TASK TO CARRY OUT | Pictures aside, please retype the whole listing word for word.

[WORKING DATA — start]

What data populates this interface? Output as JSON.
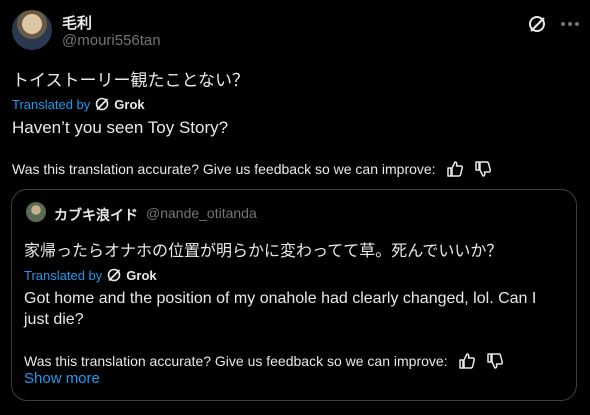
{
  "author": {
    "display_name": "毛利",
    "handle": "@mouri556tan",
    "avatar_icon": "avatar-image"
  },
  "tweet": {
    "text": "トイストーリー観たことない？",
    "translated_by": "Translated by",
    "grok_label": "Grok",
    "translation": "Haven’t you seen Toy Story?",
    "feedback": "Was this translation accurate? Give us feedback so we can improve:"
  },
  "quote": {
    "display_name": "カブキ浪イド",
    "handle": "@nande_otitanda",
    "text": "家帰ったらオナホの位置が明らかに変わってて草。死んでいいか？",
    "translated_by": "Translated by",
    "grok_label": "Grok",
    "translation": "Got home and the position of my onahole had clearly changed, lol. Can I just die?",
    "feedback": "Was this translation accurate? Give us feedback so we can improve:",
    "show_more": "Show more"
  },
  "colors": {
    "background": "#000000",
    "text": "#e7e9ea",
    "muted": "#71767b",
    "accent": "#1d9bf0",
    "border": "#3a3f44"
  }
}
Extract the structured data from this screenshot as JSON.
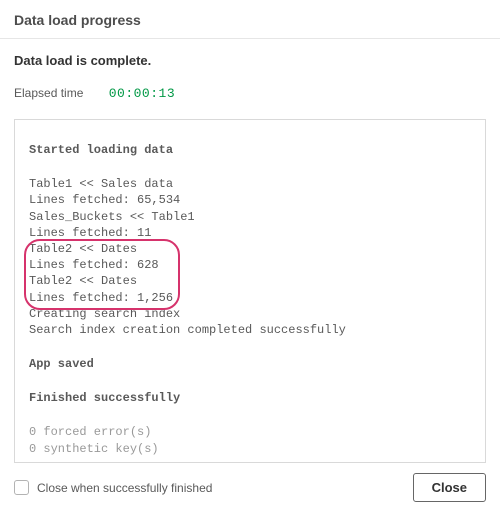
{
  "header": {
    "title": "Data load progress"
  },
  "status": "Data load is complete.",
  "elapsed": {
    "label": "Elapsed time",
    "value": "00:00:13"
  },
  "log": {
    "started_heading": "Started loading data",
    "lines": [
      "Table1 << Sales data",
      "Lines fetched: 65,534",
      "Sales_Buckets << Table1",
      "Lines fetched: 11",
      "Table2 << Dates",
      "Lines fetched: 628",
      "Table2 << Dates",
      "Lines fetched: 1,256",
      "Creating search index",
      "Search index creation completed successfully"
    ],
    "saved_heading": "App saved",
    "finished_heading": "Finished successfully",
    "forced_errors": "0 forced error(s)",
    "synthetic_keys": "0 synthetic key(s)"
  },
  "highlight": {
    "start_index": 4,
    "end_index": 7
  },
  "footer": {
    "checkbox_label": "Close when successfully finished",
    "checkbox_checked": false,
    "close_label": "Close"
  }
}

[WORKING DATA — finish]

WRITTEN ANSWER |
What data populates this interface? Output as JSON.
{
  "author": {
    "display_name": "毛利",
    "handle": "@mouri556tan",
    "avatar_icon": "avatar-image"
  },
  "tweet": {
    "text": "トイストーリー観たことない？",
    "translated_by": "Translated by",
    "grok_label": "Grok",
    "translation": "Haven’t you seen Toy Story?",
    "feedback": "Was this translation accurate? Give us feedback so we can improve:"
  },
  "quote": {
    "display_name": "カブキ浪イド",
    "handle": "@nande_otitanda",
    "text": "家帰ったらオナホの位置が明らかに変わってて草。死んでいいか？",
    "translated_by": "Translated by",
    "grok_label": "Grok",
    "translation": "Got home and the position of my onahole had clearly changed, lol. Can I just die?",
    "feedback": "Was this translation accurate? Give us feedback so we can improve:",
    "show_more": "Show more"
  },
  "colors": {
    "background": "#000000",
    "text": "#e7e9ea",
    "muted": "#71767b",
    "accent": "#1d9bf0",
    "border": "#3a3f44"
  }
}
Extract the structured data from this screenshot as JSON.
{
  "header": {
    "title": "Data load progress"
  },
  "status": "Data load is complete.",
  "elapsed": {
    "label": "Elapsed time",
    "value": "00:00:13"
  },
  "log": {
    "started_heading": "Started loading data",
    "lines": [
      "Table1 << Sales data",
      "Lines fetched: 65,534",
      "Sales_Buckets << Table1",
      "Lines fetched: 11",
      "Table2 << Dates",
      "Lines fetched: 628",
      "Table2 << Dates",
      "Lines fetched: 1,256",
      "Creating search index",
      "Search index creation completed successfully"
    ],
    "saved_heading": "App saved",
    "finished_heading": "Finished successfully",
    "forced_errors": "0 forced error(s)",
    "synthetic_keys": "0 synthetic key(s)"
  },
  "highlight": {
    "start_index": 4,
    "end_index": 7
  },
  "footer": {
    "checkbox_label": "Close when successfully finished",
    "checkbox_checked": false,
    "close_label": "Close"
  }
}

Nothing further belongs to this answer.